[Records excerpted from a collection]
********************

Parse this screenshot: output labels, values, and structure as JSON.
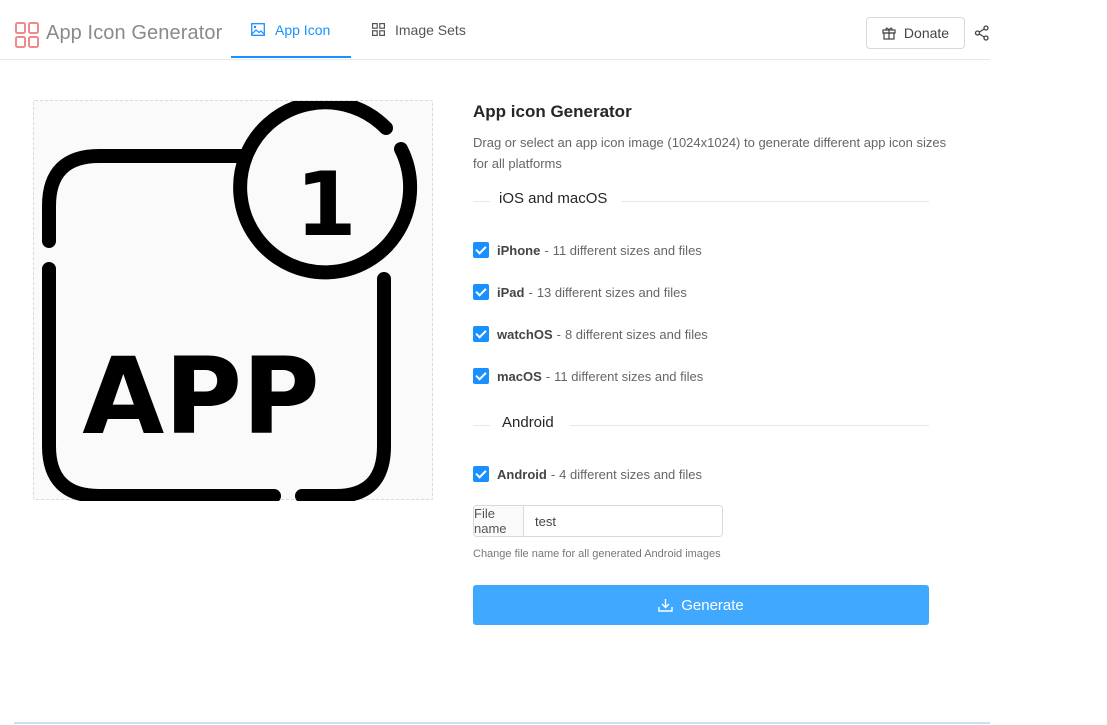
{
  "header": {
    "brand": "App Icon Generator",
    "tabs": [
      {
        "label": "App Icon",
        "icon": "image-icon",
        "active": true
      },
      {
        "label": "Image Sets",
        "icon": "grid-icon",
        "active": false
      }
    ],
    "donate_label": "Donate",
    "accent_color": "#1890ff"
  },
  "preview": {
    "badge_number": "1",
    "icon_text": "APP"
  },
  "panel": {
    "title": "App icon Generator",
    "description": "Drag or select an app icon image (1024x1024) to generate different app icon sizes for all platforms",
    "sections": [
      {
        "heading": "iOS and macOS",
        "options": [
          {
            "name": "iPhone",
            "detail": "11 different sizes and files",
            "checked": true
          },
          {
            "name": "iPad",
            "detail": "13 different sizes and files",
            "checked": true
          },
          {
            "name": "watchOS",
            "detail": "8 different sizes and files",
            "checked": true
          },
          {
            "name": "macOS",
            "detail": "11 different sizes and files",
            "checked": true
          }
        ]
      },
      {
        "heading": "Android",
        "options": [
          {
            "name": "Android",
            "detail": "4 different sizes and files",
            "checked": true
          }
        ]
      }
    ],
    "file_name_label": "File name",
    "file_name_value": "test",
    "file_name_hint": "Change file name for all generated Android images",
    "generate_label": "Generate"
  }
}
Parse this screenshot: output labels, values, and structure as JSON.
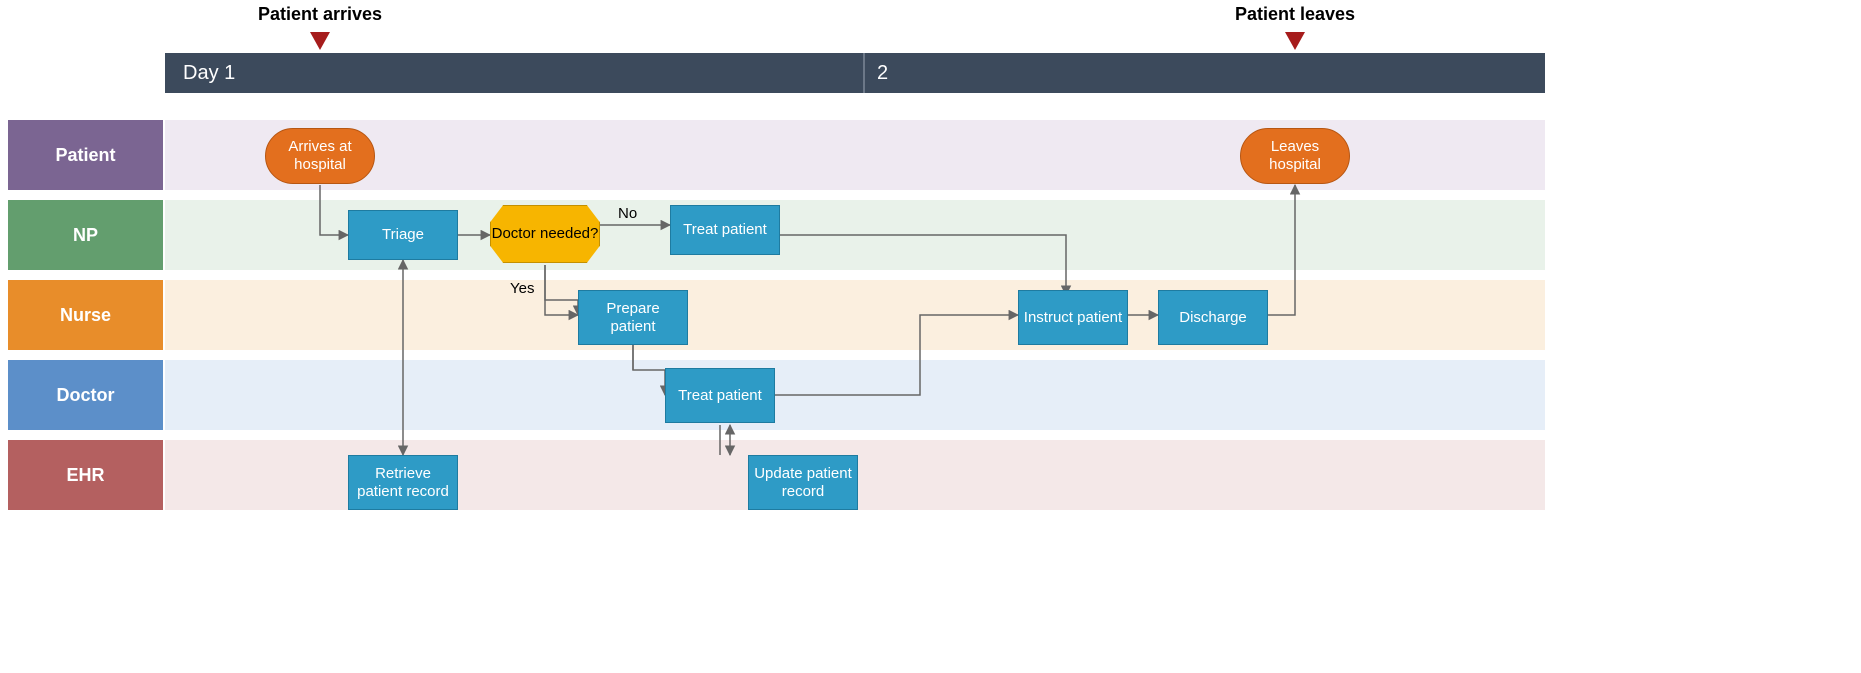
{
  "milestones": {
    "arrive": "Patient arrives",
    "leave": "Patient leaves"
  },
  "timeline": {
    "seg1": "Day 1",
    "seg2": "2"
  },
  "lanes": {
    "patient": "Patient",
    "np": "NP",
    "nurse": "Nurse",
    "doctor": "Doctor",
    "ehr": "EHR"
  },
  "nodes": {
    "arrives": "Arrives at hospital",
    "triage": "Triage",
    "decision": "Doctor needed?",
    "np_treat": "Treat patient",
    "prepare": "Prepare patient",
    "doc_treat": "Treat patient",
    "retrieve": "Retrieve patient record",
    "update": "Update patient record",
    "instruct": "Instruct patient",
    "discharge": "Discharge",
    "leaves": "Leaves hospital"
  },
  "edges": {
    "no": "No",
    "yes": "Yes"
  }
}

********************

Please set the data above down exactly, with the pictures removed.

- _OUTPUT FOR THIS TASK_:
Parse this screenshot: output labels, values, and structure as JSON.
{
  "header": {
    "brand": "App Icon Generator",
    "tabs": [
      {
        "label": "App Icon",
        "icon": "image-icon",
        "active": true
      },
      {
        "label": "Image Sets",
        "icon": "grid-icon",
        "active": false
      }
    ],
    "donate_label": "Donate",
    "accent_color": "#1890ff"
  },
  "preview": {
    "badge_number": "1",
    "icon_text": "APP"
  },
  "panel": {
    "title": "App icon Generator",
    "description": "Drag or select an app icon image (1024x1024) to generate different app icon sizes for all platforms",
    "sections": [
      {
        "heading": "iOS and macOS",
        "options": [
          {
            "name": "iPhone",
            "detail": "11 different sizes and files",
            "checked": true
          },
          {
            "name": "iPad",
            "detail": "13 different sizes and files",
            "checked": true
          },
          {
            "name": "watchOS",
            "detail": "8 different sizes and files",
            "checked": true
          },
          {
            "name": "macOS",
            "detail": "11 different sizes and files",
            "checked": true
          }
        ]
      },
      {
        "heading": "Android",
        "options": [
          {
            "name": "Android",
            "detail": "4 different sizes and files",
            "checked": true
          }
        ]
      }
    ],
    "file_name_label": "File name",
    "file_name_value": "test",
    "file_name_hint": "Change file name for all generated Android images",
    "generate_label": "Generate"
  }
}
Parse this screenshot: output labels, values, and structure as JSON.
{
  "milestones": {
    "arrive": "Patient arrives",
    "leave": "Patient leaves"
  },
  "timeline": {
    "seg1": "Day 1",
    "seg2": "2"
  },
  "lanes": {
    "patient": "Patient",
    "np": "NP",
    "nurse": "Nurse",
    "doctor": "Doctor",
    "ehr": "EHR"
  },
  "nodes": {
    "arrives": "Arrives at hospital",
    "triage": "Triage",
    "decision": "Doctor needed?",
    "np_treat": "Treat patient",
    "prepare": "Prepare patient",
    "doc_treat": "Treat patient",
    "retrieve": "Retrieve patient record",
    "update": "Update patient record",
    "instruct": "Instruct patient",
    "discharge": "Discharge",
    "leaves": "Leaves hospital"
  },
  "edges": {
    "no": "No",
    "yes": "Yes"
  }
}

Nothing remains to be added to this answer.